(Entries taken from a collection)
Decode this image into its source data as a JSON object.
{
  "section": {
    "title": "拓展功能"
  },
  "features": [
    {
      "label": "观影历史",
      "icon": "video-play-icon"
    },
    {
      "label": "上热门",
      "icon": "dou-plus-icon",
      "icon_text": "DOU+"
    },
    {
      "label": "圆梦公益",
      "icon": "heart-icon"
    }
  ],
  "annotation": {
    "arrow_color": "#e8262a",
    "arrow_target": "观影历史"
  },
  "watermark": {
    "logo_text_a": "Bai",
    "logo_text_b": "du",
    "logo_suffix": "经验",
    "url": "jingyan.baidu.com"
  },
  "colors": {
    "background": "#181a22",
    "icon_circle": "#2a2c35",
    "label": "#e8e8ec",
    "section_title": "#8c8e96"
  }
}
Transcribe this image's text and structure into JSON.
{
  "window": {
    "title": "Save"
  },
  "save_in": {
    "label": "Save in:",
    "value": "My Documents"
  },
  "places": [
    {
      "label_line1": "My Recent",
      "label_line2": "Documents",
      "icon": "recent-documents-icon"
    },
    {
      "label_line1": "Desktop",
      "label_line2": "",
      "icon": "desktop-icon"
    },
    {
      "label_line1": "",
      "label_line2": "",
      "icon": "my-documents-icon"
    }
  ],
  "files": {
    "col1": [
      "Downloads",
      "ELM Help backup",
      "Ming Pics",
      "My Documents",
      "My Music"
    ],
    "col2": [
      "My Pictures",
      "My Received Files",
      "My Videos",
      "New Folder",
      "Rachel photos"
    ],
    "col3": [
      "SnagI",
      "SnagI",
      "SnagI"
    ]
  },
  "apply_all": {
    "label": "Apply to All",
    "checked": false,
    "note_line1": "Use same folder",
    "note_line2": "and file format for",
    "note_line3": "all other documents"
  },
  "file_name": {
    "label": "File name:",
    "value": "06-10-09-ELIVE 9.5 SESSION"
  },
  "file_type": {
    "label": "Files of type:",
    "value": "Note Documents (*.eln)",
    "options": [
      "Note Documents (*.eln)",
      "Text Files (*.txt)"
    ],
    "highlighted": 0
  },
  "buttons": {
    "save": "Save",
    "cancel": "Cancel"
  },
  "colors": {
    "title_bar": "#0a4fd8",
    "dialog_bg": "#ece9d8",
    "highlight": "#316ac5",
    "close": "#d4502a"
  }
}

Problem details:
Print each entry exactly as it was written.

Response:
Decode this image into its source data as a JSON object.
{
  "section": {
    "title": "拓展功能"
  },
  "features": [
    {
      "label": "观影历史",
      "icon": "video-play-icon"
    },
    {
      "label": "上热门",
      "icon": "dou-plus-icon",
      "icon_text": "DOU+"
    },
    {
      "label": "圆梦公益",
      "icon": "heart-icon"
    }
  ],
  "annotation": {
    "arrow_color": "#e8262a",
    "arrow_target": "观影历史"
  },
  "watermark": {
    "logo_text_a": "Bai",
    "logo_text_b": "du",
    "logo_suffix": "经验",
    "url": "jingyan.baidu.com"
  },
  "colors": {
    "background": "#181a22",
    "icon_circle": "#2a2c35",
    "label": "#e8e8ec",
    "section_title": "#8c8e96"
  }
}
Transcribe this image's text and structure into JSON.
{
  "window": {
    "title": "Save"
  },
  "save_in": {
    "label": "Save in:",
    "value": "My Documents"
  },
  "places": [
    {
      "label_line1": "My Recent",
      "label_line2": "Documents",
      "icon": "recent-documents-icon"
    },
    {
      "label_line1": "Desktop",
      "label_line2": "",
      "icon": "desktop-icon"
    },
    {
      "label_line1": "",
      "label_line2": "",
      "icon": "my-documents-icon"
    }
  ],
  "files": {
    "col1": [
      "Downloads",
      "ELM Help backup",
      "Ming Pics",
      "My Documents",
      "My Music"
    ],
    "col2": [
      "My Pictures",
      "My Received Files",
      "My Videos",
      "New Folder",
      "Rachel photos"
    ],
    "col3": [
      "SnagI",
      "SnagI",
      "SnagI"
    ]
  },
  "apply_all": {
    "label": "Apply to All",
    "checked": false,
    "note_line1": "Use same folder",
    "note_line2": "and file format for",
    "note_line3": "all other documents"
  },
  "file_name": {
    "label": "File name:",
    "value": "06-10-09-ELIVE 9.5 SESSION"
  },
  "file_type": {
    "label": "Files of type:",
    "value": "Note Documents (*.eln)",
    "options": [
      "Note Documents (*.eln)",
      "Text Files (*.txt)"
    ],
    "highlighted": 0
  },
  "buttons": {
    "save": "Save",
    "cancel": "Cancel"
  },
  "colors": {
    "title_bar": "#0a4fd8",
    "dialog_bg": "#ece9d8",
    "highlight": "#316ac5",
    "close": "#d4502a"
  }
}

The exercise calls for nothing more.